How can we persuade all of the people who are committed to silly and harmful things in the name of “morality” to change their commitments, to have different goals in life, and to lead better lives? I think that this third project is actually the most important project facing humanity at this point in time.
It subsumes everything else we could care about — from arresting climate change, to stopping nuclear proliferation, to curing cancer, to saving the whales. Any effort that requires that we collectively get our priorities straight and marshal massive commitments of time and resources would fall within the scope of this project. To build a viable global civilization we must begin to converge on the same economic, political, and environmental goals.
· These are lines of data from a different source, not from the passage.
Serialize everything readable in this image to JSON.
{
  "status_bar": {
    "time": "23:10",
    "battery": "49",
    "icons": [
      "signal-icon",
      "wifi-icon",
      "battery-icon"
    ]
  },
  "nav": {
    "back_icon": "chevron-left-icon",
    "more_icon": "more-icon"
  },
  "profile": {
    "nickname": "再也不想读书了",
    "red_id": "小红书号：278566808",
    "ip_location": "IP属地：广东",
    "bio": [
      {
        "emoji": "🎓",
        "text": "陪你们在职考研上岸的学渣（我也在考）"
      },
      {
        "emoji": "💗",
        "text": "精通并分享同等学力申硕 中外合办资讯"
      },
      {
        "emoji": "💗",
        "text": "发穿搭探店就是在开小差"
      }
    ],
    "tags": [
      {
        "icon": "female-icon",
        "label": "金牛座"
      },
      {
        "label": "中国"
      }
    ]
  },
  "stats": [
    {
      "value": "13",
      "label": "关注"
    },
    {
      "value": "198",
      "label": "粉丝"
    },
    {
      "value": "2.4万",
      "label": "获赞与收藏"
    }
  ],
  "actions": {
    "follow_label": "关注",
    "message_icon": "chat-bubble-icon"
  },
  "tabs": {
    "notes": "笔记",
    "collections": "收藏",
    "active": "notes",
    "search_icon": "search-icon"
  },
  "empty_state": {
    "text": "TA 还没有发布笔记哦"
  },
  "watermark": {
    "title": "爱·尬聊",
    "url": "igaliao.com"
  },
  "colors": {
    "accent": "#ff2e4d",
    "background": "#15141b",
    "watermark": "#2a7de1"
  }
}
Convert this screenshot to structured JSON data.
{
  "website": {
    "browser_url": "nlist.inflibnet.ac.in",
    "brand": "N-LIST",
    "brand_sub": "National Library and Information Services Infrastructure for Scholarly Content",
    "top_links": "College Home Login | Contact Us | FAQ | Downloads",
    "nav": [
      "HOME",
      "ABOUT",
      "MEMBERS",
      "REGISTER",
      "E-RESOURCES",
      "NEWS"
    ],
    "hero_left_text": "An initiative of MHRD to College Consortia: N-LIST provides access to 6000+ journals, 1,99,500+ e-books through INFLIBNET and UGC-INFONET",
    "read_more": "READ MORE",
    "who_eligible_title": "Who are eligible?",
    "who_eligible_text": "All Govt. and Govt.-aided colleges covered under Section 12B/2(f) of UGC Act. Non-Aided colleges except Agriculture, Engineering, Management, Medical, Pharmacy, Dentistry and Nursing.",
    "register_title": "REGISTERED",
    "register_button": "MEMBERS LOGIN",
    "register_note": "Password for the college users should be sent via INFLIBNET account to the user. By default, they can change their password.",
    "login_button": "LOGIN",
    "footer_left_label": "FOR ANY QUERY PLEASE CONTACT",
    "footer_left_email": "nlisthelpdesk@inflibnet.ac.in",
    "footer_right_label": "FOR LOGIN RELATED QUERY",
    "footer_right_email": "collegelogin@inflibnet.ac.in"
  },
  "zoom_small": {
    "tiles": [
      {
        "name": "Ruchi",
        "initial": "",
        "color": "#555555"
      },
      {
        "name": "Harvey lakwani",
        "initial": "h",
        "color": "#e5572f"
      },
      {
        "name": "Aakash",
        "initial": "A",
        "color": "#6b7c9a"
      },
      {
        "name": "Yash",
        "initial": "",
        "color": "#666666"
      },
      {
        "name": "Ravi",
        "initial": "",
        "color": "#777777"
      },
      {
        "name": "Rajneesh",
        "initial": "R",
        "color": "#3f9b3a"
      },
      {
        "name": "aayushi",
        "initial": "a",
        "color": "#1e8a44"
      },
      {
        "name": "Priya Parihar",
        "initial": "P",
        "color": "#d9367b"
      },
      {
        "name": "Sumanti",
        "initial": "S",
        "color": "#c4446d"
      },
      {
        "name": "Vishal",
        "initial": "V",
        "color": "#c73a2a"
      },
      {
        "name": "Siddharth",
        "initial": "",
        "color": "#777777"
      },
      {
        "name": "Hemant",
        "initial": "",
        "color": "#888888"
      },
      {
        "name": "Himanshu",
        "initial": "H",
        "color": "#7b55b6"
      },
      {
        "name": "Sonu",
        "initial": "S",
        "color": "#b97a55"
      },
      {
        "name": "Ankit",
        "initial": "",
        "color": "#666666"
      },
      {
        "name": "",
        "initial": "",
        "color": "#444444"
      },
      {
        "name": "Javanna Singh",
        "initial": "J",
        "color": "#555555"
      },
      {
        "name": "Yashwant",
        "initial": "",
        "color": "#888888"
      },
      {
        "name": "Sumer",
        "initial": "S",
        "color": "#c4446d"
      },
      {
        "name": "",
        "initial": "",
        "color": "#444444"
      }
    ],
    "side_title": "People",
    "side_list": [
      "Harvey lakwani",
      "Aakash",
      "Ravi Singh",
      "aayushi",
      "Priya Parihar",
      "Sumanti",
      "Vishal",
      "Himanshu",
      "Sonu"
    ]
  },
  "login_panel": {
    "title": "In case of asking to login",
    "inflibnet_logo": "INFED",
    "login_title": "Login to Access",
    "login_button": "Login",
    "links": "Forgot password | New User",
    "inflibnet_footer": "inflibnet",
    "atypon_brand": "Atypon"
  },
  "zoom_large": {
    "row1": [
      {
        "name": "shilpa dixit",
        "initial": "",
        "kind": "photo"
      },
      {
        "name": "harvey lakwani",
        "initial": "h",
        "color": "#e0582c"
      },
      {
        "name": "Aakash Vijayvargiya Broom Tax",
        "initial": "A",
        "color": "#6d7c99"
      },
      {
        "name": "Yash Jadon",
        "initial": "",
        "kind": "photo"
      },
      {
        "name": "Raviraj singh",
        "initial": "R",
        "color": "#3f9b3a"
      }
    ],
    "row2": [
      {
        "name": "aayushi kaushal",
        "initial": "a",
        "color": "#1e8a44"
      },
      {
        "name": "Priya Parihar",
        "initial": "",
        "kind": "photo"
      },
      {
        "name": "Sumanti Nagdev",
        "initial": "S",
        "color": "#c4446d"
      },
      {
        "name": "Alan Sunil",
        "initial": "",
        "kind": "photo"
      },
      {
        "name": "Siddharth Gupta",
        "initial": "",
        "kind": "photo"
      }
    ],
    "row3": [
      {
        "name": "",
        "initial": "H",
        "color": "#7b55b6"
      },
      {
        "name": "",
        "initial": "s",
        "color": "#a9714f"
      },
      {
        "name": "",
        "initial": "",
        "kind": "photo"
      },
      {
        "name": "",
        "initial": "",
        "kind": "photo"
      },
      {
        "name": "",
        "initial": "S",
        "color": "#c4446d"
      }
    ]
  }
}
I agree with Harris that the foundation of almost all suffering may well be our human inability to understand how to act morally and to act on that knowledge. However, I’m not certain science — or as Harris explains — a scientific approach is the answer. My year-long search for goodness is, at least in part, my quest to understand this problem and to glimpse possible answers.
But the more I listen to Harris, the more I see the danger of our shared quest. Human experience is littered with the bodies and minds of those who have been sacrificed on the altar of Moral Right. (Think Taliban. Think Ugandan anti-gay lawmakers. Think genocide: I’m right. You’re wrong. Therefore, you must do what I say.)
I suspect that it’s fear of the errors of the past (and sometimes of the present) that makes so many people shy away from the topic of morality. And yet, the problem we’re considering — that sinking, awful lack of morality that’s crippling society — is real.
How do we do this morality thing in a way that actually helps people, instead of hurting them?